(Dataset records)
• • • •
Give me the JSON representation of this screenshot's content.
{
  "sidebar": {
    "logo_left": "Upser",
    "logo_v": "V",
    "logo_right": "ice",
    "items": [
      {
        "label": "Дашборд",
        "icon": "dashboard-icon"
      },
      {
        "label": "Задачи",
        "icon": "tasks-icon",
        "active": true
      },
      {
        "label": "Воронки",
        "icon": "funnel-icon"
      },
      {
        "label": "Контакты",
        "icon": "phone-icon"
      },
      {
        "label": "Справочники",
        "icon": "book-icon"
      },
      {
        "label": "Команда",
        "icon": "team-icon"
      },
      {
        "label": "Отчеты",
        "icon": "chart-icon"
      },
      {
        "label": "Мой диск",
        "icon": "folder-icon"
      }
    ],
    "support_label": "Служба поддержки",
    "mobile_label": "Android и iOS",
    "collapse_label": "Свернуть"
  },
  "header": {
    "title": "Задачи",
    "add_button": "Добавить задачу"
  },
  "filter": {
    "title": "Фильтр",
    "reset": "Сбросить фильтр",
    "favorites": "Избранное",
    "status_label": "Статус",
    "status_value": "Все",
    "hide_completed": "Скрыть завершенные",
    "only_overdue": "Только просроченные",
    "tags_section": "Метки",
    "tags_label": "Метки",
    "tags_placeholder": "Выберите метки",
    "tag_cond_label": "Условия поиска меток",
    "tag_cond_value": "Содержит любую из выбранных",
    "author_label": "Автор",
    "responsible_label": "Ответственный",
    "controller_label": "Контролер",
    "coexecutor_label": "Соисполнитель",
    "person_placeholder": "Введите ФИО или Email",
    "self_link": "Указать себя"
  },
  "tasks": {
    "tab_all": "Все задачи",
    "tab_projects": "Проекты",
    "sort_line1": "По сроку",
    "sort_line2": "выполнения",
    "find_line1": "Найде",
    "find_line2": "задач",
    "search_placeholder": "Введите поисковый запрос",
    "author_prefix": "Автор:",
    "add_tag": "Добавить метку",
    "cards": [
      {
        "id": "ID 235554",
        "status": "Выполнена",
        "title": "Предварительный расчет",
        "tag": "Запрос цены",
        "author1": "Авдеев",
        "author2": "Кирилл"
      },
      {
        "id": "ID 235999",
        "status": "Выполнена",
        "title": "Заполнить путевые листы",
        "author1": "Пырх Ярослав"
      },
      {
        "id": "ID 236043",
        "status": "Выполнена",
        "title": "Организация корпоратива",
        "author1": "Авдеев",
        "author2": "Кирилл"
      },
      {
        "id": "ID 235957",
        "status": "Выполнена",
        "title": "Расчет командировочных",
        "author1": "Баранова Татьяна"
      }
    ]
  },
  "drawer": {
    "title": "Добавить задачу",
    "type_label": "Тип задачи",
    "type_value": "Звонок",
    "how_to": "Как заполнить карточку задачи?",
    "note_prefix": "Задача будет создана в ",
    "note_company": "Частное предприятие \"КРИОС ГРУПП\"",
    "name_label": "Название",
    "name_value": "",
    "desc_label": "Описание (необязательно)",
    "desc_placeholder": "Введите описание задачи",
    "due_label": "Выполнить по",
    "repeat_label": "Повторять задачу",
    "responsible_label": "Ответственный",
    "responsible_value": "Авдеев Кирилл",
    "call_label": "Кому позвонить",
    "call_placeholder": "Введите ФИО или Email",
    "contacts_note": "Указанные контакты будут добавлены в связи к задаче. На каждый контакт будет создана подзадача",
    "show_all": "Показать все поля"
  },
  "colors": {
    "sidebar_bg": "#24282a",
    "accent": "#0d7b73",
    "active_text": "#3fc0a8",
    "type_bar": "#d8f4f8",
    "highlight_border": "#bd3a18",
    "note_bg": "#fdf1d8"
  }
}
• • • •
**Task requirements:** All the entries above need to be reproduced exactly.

**Reply to the task:**
Give me the JSON representation of this screenshot's content.
{
  "sidebar": {
    "logo_left": "Upser",
    "logo_v": "V",
    "logo_right": "ice",
    "items": [
      {
        "label": "Дашборд",
        "icon": "dashboard-icon"
      },
      {
        "label": "Задачи",
        "icon": "tasks-icon",
        "active": true
      },
      {
        "label": "Воронки",
        "icon": "funnel-icon"
      },
      {
        "label": "Контакты",
        "icon": "phone-icon"
      },
      {
        "label": "Справочники",
        "icon": "book-icon"
      },
      {
        "label": "Команда",
        "icon": "team-icon"
      },
      {
        "label": "Отчеты",
        "icon": "chart-icon"
      },
      {
        "label": "Мой диск",
        "icon": "folder-icon"
      }
    ],
    "support_label": "Служба поддержки",
    "mobile_label": "Android и iOS",
    "collapse_label": "Свернуть"
  },
  "header": {
    "title": "Задачи",
    "add_button": "Добавить задачу"
  },
  "filter": {
    "title": "Фильтр",
    "reset": "Сбросить фильтр",
    "favorites": "Избранное",
    "status_label": "Статус",
    "status_value": "Все",
    "hide_completed": "Скрыть завершенные",
    "only_overdue": "Только просроченные",
    "tags_section": "Метки",
    "tags_label": "Метки",
    "tags_placeholder": "Выберите метки",
    "tag_cond_label": "Условия поиска меток",
    "tag_cond_value": "Содержит любую из выбранных",
    "author_label": "Автор",
    "responsible_label": "Ответственный",
    "controller_label": "Контролер",
    "coexecutor_label": "Соисполнитель",
    "person_placeholder": "Введите ФИО или Email",
    "self_link": "Указать себя"
  },
  "tasks": {
    "tab_all": "Все задачи",
    "tab_projects": "Проекты",
    "sort_line1": "По сроку",
    "sort_line2": "выполнения",
    "find_line1": "Найде",
    "find_line2": "задач",
    "search_placeholder": "Введите поисковый запрос",
    "author_prefix": "Автор:",
    "add_tag": "Добавить метку",
    "cards": [
      {
        "id": "ID 235554",
        "status": "Выполнена",
        "title": "Предварительный расчет",
        "tag": "Запрос цены",
        "author1": "Авдеев",
        "author2": "Кирилл"
      },
      {
        "id": "ID 235999",
        "status": "Выполнена",
        "title": "Заполнить путевые листы",
        "author1": "Пырх Ярослав"
      },
      {
        "id": "ID 236043",
        "status": "Выполнена",
        "title": "Организация корпоратива",
        "author1": "Авдеев",
        "author2": "Кирилл"
      },
      {
        "id": "ID 235957",
        "status": "Выполнена",
        "title": "Расчет командировочных",
        "author1": "Баранова Татьяна"
      }
    ]
  },
  "drawer": {
    "title": "Добавить задачу",
    "type_label": "Тип задачи",
    "type_value": "Звонок",
    "how_to": "Как заполнить карточку задачи?",
    "note_prefix": "Задача будет создана в ",
    "note_company": "Частное предприятие \"КРИОС ГРУПП\"",
    "name_label": "Название",
    "name_value": "",
    "desc_label": "Описание (необязательно)",
    "desc_placeholder": "Введите описание задачи",
    "due_label": "Выполнить по",
    "repeat_label": "Повторять задачу",
    "responsible_label": "Ответственный",
    "responsible_value": "Авдеев Кирилл",
    "call_label": "Кому позвонить",
    "call_placeholder": "Введите ФИО или Email",
    "contacts_note": "Указанные контакты будут добавлены в связи к задаче. На каждый контакт будет создана подзадача",
    "show_all": "Показать все поля"
  },
  "colors": {
    "sidebar_bg": "#24282a",
    "accent": "#0d7b73",
    "active_text": "#3fc0a8",
    "type_bar": "#d8f4f8",
    "highlight_border": "#bd3a18",
    "note_bg": "#fdf1d8"
  }
}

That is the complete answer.